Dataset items
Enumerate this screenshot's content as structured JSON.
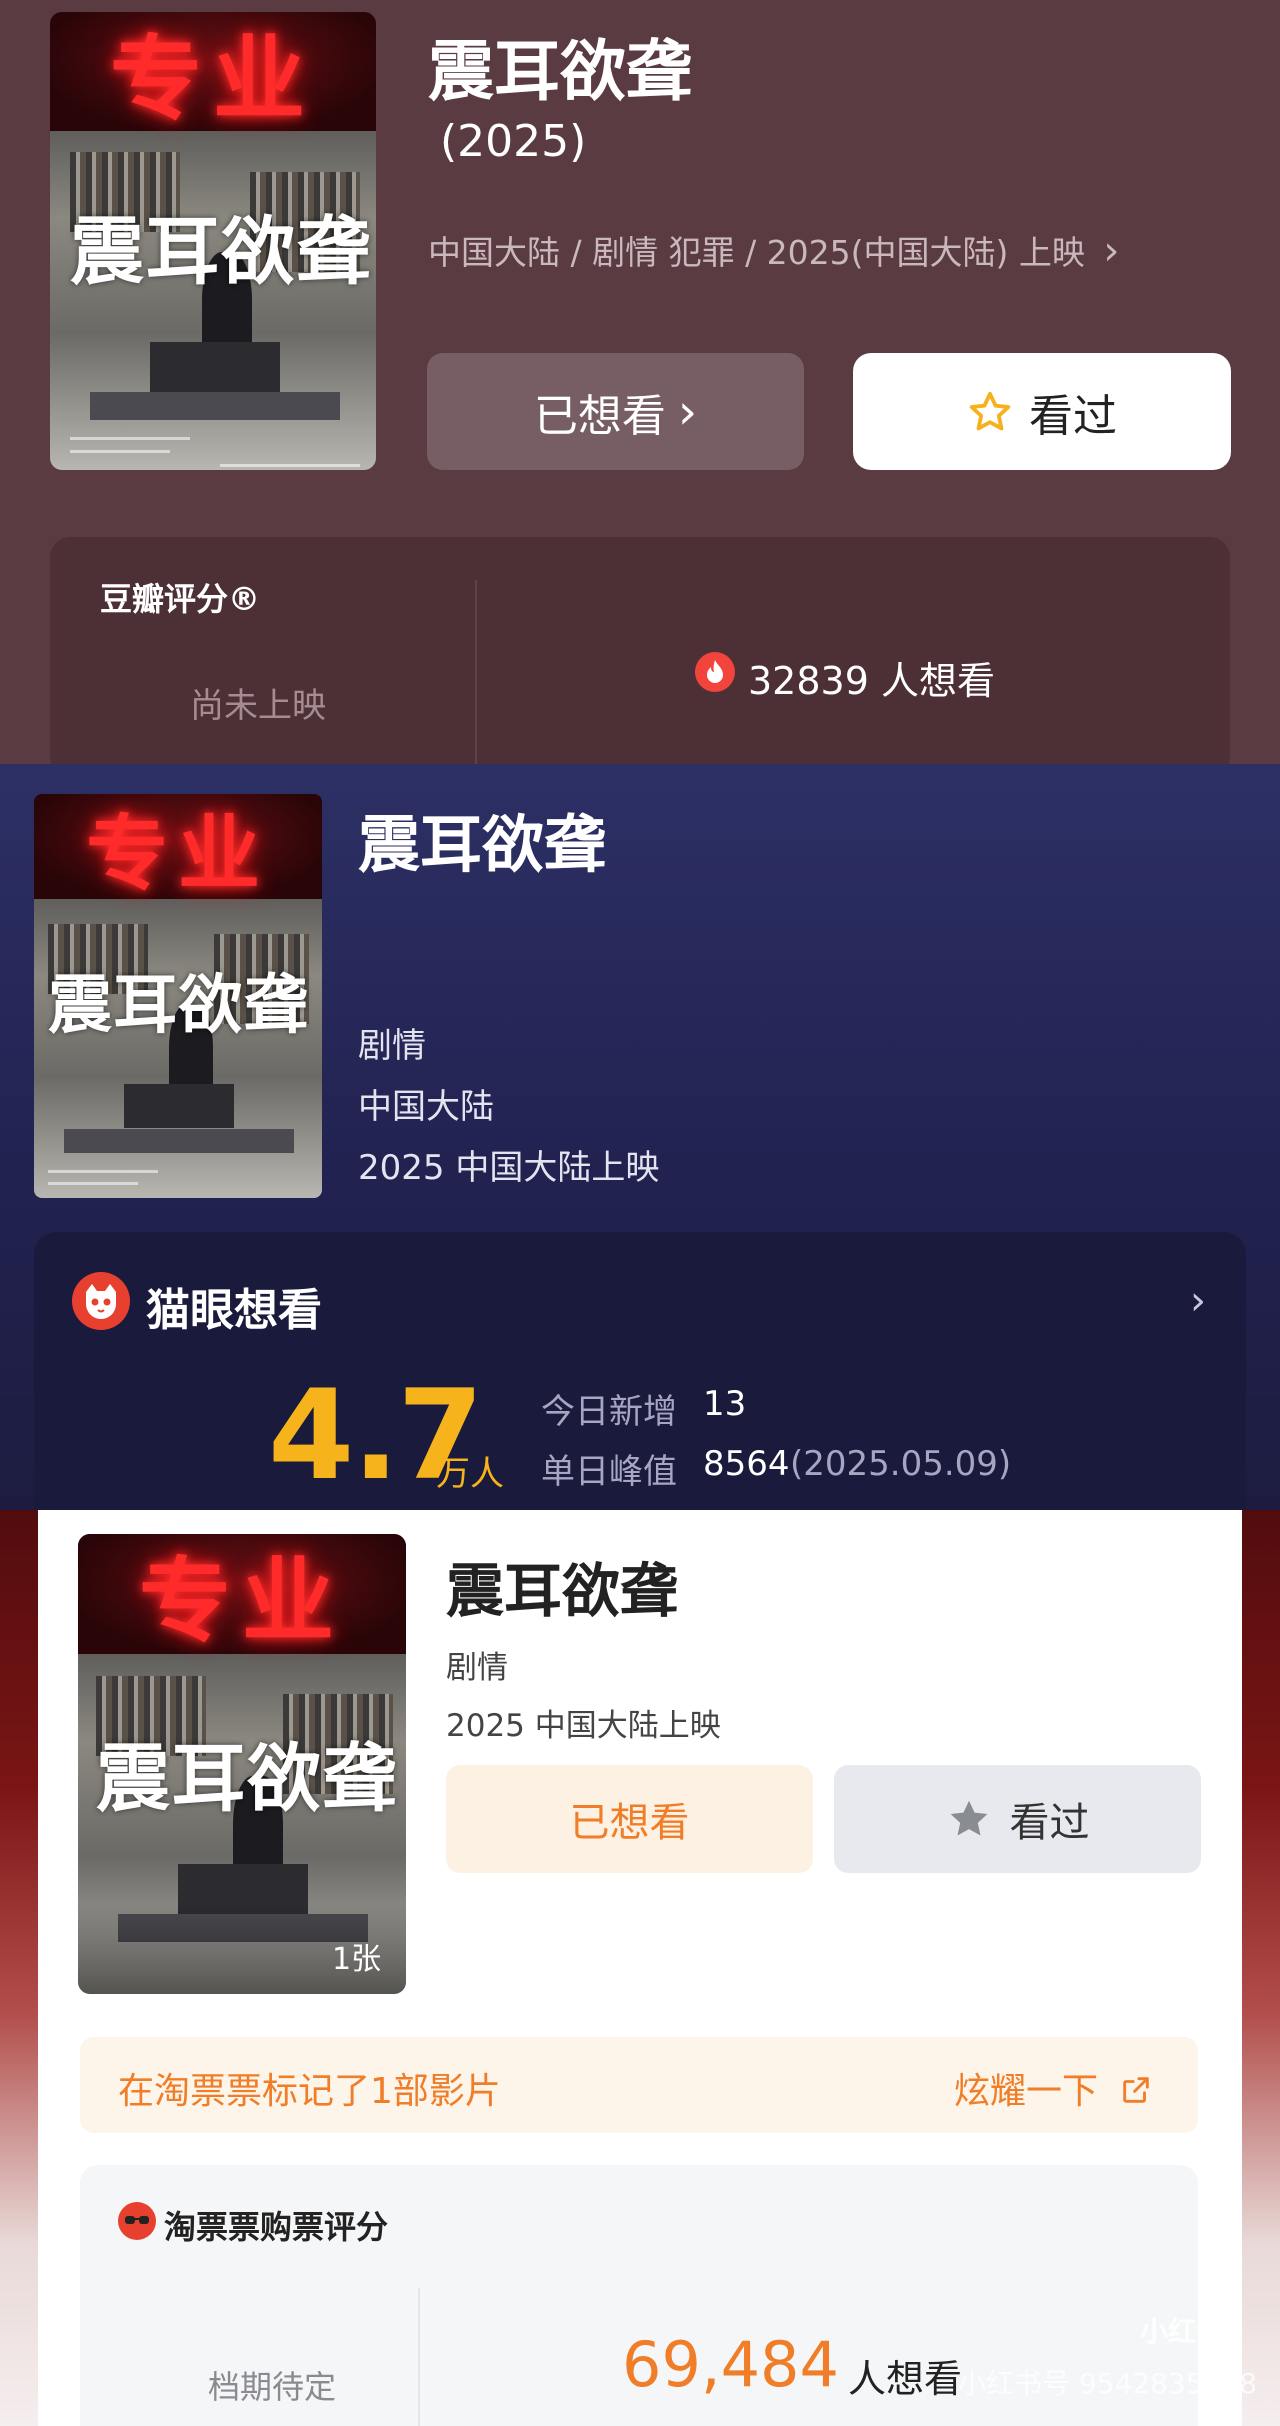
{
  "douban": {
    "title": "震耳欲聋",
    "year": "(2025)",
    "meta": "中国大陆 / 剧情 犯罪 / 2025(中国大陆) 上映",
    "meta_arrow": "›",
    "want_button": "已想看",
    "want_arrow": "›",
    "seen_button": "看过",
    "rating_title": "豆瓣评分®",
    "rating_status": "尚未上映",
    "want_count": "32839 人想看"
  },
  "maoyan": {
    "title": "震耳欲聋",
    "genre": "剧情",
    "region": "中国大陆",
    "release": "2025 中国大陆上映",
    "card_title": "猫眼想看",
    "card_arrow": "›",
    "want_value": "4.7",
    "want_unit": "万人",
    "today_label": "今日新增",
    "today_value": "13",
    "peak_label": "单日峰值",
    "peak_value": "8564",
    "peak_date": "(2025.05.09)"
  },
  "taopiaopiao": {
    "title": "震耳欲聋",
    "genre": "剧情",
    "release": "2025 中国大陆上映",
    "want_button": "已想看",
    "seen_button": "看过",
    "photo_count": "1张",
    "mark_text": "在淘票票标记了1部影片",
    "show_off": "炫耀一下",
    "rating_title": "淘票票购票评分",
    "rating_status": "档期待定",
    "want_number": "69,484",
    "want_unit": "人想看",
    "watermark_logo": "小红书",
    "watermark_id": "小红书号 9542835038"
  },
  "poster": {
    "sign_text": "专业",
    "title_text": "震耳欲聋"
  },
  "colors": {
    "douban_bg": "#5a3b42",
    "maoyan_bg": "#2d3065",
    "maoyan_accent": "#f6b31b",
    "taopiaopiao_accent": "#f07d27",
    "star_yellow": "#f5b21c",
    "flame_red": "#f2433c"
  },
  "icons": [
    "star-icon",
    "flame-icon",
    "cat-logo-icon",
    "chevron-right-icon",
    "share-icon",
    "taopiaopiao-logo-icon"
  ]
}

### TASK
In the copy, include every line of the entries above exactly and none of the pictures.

### YOUR SOLUTION
Enumerate this screenshot's content as structured JSON.
{
  "douban": {
    "title": "震耳欲聋",
    "year": "(2025)",
    "meta": "中国大陆 / 剧情 犯罪 / 2025(中国大陆) 上映",
    "meta_arrow": "›",
    "want_button": "已想看",
    "want_arrow": "›",
    "seen_button": "看过",
    "rating_title": "豆瓣评分®",
    "rating_status": "尚未上映",
    "want_count": "32839 人想看"
  },
  "maoyan": {
    "title": "震耳欲聋",
    "genre": "剧情",
    "region": "中国大陆",
    "release": "2025 中国大陆上映",
    "card_title": "猫眼想看",
    "card_arrow": "›",
    "want_value": "4.7",
    "want_unit": "万人",
    "today_label": "今日新增",
    "today_value": "13",
    "peak_label": "单日峰值",
    "peak_value": "8564",
    "peak_date": "(2025.05.09)"
  },
  "taopiaopiao": {
    "title": "震耳欲聋",
    "genre": "剧情",
    "release": "2025 中国大陆上映",
    "want_button": "已想看",
    "seen_button": "看过",
    "photo_count": "1张",
    "mark_text": "在淘票票标记了1部影片",
    "show_off": "炫耀一下",
    "rating_title": "淘票票购票评分",
    "rating_status": "档期待定",
    "want_number": "69,484",
    "want_unit": "人想看",
    "watermark_logo": "小红书",
    "watermark_id": "小红书号 9542835038"
  },
  "poster": {
    "sign_text": "专业",
    "title_text": "震耳欲聋"
  },
  "colors": {
    "douban_bg": "#5a3b42",
    "maoyan_bg": "#2d3065",
    "maoyan_accent": "#f6b31b",
    "taopiaopiao_accent": "#f07d27",
    "star_yellow": "#f5b21c",
    "flame_red": "#f2433c"
  },
  "icons": [
    "star-icon",
    "flame-icon",
    "cat-logo-icon",
    "chevron-right-icon",
    "share-icon",
    "taopiaopiao-logo-icon"
  ]
}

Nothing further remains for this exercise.